Leonard Pitts, Jr. on the shootings at the church in Tennessee:
Your humble correspondent has never been much for ideology. I find it hard to believe liberals have a monopoly on truth. Same for conservatives. And frankly, as far as I’m concerned, any worldview that can be summed up in a word probably isn’t much of a worldview.
But it is increasingly the case that what we are being presented isn’t a debate between competing worldviews so much as it is a morality play: righteous good versus unholy evil. Conservatives have cast themselves in the former role, leaving liberals the latter. It’s a libel to which liberals have responded as the bug does to the windshield: splat.
Unable to say what they believe or to frame it any compelling way, they have allowed themselves to be defined instead from without, standing ineffectual in a mudstorm of invective. They are, the propaganda goes, effete, unpatriotic, unstable, un-American, anti-God, evil, and the source of a voter’s every problem, down to and including the death of his goldfish and the breakup of his marriage.
It is so over the top, so patently ridiculous, it’s almost funny. Until you remember that dehumanizing people inevitably has consequences.
That’s what Knoxville is, a consequence.
No, conservatives did not cause this bloodbath. Jim Adkisson allegedly did. But in telling him ”liberals” were the source of his every disaffection and woe, conservatives certainly validated the hatred and madness that drove him.
It would be a fitting tribute to those who were lost in Knoxville if this tragedy gave the authors of the ongoing morality play cause for pause — and reflection. Or is accountability yet another lost conservative value?

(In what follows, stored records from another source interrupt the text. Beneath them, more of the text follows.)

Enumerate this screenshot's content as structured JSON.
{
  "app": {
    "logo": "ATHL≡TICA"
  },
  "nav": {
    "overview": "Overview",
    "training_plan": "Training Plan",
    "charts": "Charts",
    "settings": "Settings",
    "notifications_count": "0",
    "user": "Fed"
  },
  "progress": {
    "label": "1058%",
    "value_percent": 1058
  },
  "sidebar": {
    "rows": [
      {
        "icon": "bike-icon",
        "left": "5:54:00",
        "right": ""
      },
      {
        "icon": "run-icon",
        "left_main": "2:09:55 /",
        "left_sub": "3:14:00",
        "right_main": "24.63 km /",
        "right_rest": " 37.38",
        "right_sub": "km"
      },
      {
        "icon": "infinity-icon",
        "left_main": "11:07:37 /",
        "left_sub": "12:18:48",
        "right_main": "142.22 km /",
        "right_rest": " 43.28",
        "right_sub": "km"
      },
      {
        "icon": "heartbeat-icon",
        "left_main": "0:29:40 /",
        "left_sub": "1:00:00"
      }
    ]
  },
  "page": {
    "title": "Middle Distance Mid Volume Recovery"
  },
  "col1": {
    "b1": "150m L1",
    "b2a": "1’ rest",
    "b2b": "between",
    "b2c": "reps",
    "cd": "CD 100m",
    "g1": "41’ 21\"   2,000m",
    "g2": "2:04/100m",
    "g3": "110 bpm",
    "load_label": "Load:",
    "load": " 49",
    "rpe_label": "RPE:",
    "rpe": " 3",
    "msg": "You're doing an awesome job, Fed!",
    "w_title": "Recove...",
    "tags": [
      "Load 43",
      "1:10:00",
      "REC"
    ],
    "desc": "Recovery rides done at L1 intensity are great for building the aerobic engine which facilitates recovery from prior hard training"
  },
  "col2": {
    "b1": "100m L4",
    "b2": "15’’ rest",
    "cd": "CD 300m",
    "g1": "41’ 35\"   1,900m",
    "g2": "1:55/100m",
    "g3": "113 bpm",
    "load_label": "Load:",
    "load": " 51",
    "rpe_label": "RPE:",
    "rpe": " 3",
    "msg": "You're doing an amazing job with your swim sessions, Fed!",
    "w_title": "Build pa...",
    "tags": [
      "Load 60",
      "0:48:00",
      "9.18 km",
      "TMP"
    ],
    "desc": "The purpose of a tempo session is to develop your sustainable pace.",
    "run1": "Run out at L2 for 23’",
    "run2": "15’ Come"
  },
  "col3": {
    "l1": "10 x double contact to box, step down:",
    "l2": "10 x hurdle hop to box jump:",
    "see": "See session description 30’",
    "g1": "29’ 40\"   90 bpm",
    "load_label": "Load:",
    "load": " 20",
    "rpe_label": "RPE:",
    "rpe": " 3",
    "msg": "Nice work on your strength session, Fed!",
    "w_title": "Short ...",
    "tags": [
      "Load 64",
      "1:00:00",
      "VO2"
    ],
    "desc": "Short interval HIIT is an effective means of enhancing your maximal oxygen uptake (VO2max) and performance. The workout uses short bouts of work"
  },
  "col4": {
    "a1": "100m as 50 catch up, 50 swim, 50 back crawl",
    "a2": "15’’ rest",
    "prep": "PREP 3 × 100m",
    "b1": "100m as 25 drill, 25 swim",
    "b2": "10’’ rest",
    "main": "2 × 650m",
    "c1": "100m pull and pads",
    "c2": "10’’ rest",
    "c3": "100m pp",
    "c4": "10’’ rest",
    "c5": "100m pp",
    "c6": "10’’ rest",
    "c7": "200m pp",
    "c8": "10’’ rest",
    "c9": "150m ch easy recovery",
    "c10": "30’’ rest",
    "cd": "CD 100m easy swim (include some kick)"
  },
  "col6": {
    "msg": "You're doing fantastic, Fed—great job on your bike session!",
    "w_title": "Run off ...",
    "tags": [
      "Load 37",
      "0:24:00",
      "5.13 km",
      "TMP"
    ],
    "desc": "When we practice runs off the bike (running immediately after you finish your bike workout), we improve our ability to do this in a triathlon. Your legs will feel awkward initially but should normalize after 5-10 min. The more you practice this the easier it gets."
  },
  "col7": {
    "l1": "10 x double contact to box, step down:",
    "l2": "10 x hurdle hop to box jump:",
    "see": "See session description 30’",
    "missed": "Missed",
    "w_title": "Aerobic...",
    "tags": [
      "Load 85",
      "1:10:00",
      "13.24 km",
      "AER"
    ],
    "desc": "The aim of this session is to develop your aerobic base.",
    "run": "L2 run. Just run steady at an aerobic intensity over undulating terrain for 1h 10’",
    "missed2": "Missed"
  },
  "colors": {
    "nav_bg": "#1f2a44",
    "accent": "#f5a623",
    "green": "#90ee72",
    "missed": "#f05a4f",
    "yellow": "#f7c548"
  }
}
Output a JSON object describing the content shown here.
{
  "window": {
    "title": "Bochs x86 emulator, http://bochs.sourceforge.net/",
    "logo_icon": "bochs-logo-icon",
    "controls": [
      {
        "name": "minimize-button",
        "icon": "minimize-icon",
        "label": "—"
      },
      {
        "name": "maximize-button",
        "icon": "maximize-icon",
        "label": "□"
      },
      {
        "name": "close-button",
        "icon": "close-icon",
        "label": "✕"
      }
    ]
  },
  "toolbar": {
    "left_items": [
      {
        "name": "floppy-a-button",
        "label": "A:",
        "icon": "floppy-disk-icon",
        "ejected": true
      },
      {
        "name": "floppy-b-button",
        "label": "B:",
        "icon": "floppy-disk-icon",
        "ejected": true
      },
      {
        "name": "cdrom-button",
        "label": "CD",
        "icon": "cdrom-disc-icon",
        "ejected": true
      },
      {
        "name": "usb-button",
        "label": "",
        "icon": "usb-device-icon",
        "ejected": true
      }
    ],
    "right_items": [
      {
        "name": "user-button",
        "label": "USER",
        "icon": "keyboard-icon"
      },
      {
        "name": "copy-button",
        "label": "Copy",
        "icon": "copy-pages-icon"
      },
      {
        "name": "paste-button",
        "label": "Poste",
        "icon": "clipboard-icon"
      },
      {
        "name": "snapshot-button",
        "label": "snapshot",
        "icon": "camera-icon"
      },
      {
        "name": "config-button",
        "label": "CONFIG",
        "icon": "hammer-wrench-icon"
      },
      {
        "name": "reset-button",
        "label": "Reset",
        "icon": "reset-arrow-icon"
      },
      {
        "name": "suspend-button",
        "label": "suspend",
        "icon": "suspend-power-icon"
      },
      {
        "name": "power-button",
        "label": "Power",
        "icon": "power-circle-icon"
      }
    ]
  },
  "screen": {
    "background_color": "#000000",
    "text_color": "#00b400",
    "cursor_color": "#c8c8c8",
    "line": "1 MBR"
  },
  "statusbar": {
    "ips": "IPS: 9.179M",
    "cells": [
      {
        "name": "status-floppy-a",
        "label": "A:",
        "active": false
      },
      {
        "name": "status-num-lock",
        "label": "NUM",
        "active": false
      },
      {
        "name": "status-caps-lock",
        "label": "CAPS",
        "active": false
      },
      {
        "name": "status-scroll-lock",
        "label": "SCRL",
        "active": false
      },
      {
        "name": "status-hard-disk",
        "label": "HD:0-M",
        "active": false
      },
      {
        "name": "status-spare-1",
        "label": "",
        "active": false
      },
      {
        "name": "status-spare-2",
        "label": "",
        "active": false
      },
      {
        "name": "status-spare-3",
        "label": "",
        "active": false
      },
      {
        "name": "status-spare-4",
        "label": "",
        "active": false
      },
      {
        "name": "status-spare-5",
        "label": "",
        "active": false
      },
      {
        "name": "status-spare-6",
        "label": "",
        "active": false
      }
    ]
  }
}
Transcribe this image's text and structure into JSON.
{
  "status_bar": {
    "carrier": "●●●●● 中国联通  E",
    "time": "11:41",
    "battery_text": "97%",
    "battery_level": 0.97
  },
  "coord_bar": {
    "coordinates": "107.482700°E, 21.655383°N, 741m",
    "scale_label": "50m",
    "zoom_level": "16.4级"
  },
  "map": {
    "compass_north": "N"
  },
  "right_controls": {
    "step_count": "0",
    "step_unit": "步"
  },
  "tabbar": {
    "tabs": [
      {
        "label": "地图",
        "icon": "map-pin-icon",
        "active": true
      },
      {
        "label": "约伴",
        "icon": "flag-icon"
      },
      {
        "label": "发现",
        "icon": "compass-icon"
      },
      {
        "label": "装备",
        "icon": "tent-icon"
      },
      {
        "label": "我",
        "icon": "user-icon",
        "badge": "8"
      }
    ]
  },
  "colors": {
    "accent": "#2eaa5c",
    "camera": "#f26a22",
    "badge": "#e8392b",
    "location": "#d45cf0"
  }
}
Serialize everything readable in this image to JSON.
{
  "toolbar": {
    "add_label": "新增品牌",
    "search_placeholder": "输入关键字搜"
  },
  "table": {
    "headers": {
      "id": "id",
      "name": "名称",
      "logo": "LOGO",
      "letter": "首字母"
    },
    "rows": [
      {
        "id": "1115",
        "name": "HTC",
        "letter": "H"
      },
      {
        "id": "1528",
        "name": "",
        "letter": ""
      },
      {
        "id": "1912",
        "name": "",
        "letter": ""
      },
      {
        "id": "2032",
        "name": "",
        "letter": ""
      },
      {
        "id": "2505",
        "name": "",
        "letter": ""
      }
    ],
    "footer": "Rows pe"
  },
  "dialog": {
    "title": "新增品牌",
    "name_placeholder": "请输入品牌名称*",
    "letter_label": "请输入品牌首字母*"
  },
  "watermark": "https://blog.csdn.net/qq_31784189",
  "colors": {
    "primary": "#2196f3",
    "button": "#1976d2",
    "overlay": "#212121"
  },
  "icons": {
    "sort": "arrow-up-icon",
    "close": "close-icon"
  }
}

As someone noted in a comment at another blog, no one wants censorship; what is needed is responsible judgment.